Internal Documentation

Available in the Chef Repo. There is some documentation that is specific to Things that are specific to our infrastructure providers or that would create a security threat for our installation.

Still, this documentation is in the Chef Repo, and we aim to start pulling things out of there into the runbooks, until this documentation is thin and only.

Outages and Blameless Post Mortems

Every time there is a production incident we will create an issue in the infrastructure issue tracker with the outage label.

In this issue we will gather the following information:

These issues should also be tagged with any other label that makes sense, for example, if the issue is related to storage, label it as such.

The responsibility of creating this post mortem is initially on the person that handled the incident, unless it gets assigned explicitly to someone else.

Public by default policy

These blameless post mortems have to be public by default with just a few exceptions:

That's it, there are no other reasons.

If what's blocking us from revealing this information is shame because we made a mistake, that is not a good enough reason.

The post mortem is blameless because our mistakes are not a person mistake but a company mistake, if we made a bad decision because our monitoring failed we have to fix our monitoring, not blame someone for making a decision based on insufficient data.

On top of this, blameless post-mortems help in the following ways:

Once this Post Mortem is created, we will tweet from the GitLabStatus account with a link to the issue and a brief explanation of what is it about.

Making Changes to

The production environment of should be treated with care since we strive to make so reliable that it can be mission-critical for our customers. Allowable downtime is a scarce resource.

Therefore, to be able to deploy useful and cool new things into production, we need to

Production Change Checklist

Any team or individual can initiate a change to by following this checklist. Create an issue in the infrastructure issue tracker and select the change_checklist template

Changes that Need a Checklist and a Schedule

For example:

Changes that May Need a Checklist, but Not Explicit Scheduling

For example:

Changes in Staging

Testing things in staging typically only needs scheduling to avoid conflicting with others, but is otherwise straightforward since it is mostly self-service.


Deployments of release(s) (candidates) are a special case. We don't want to block deployments if we can avoid it. And since they are currently performed by release managers there is generally no need for someone from production engineering to be heavily involved. Still, follow the next steps to schedule a deploy:

Make Settings the Default

One of the goals of production engineers is "Making GitLab easier to maintain to administrators all over the world". One of the ways we do it is making settings the default for all our customers.
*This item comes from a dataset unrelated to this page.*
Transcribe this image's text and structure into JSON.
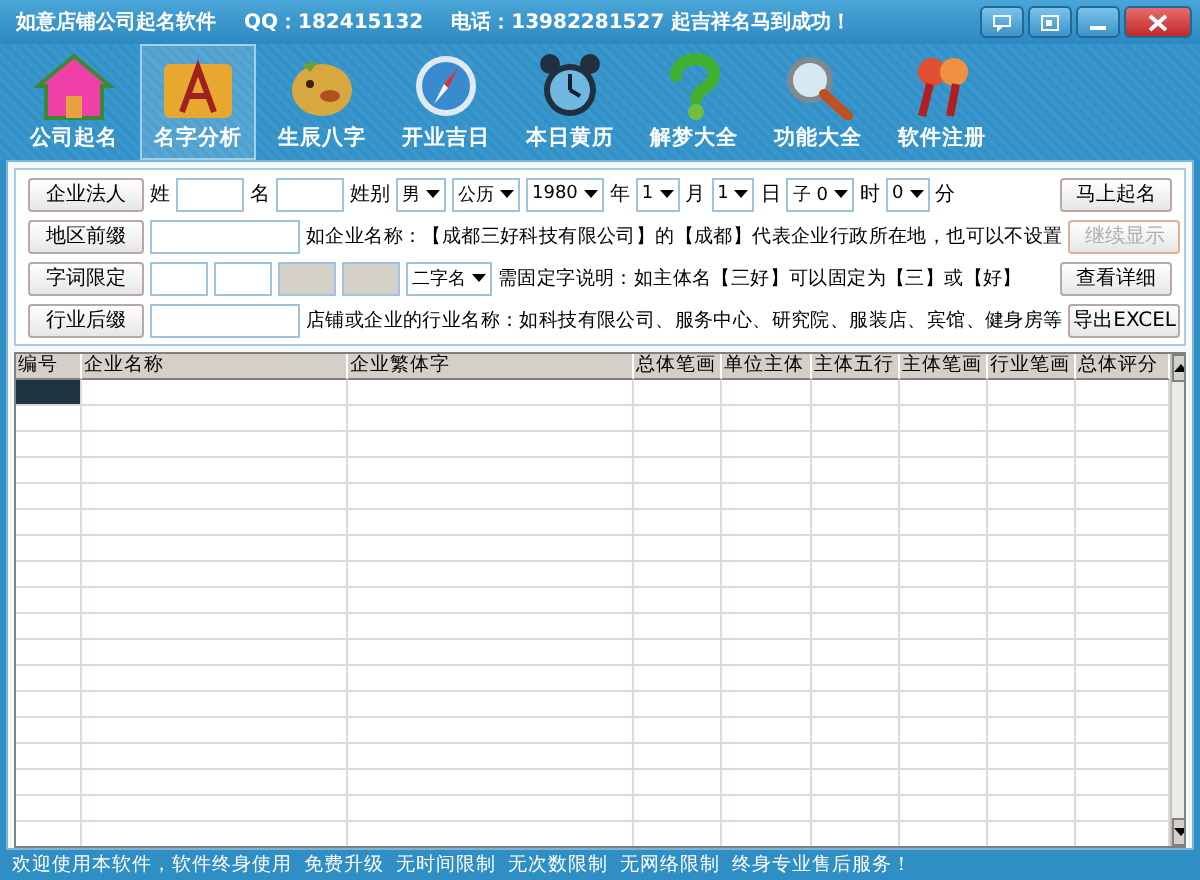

It is very important that is running GitLab Enterprise Edition with all its default settings. We don't want users running GitLab at scale to run into any problems.

If it is not possible to use the default settings the difference should be documented in settings before applying them to

Involving Azure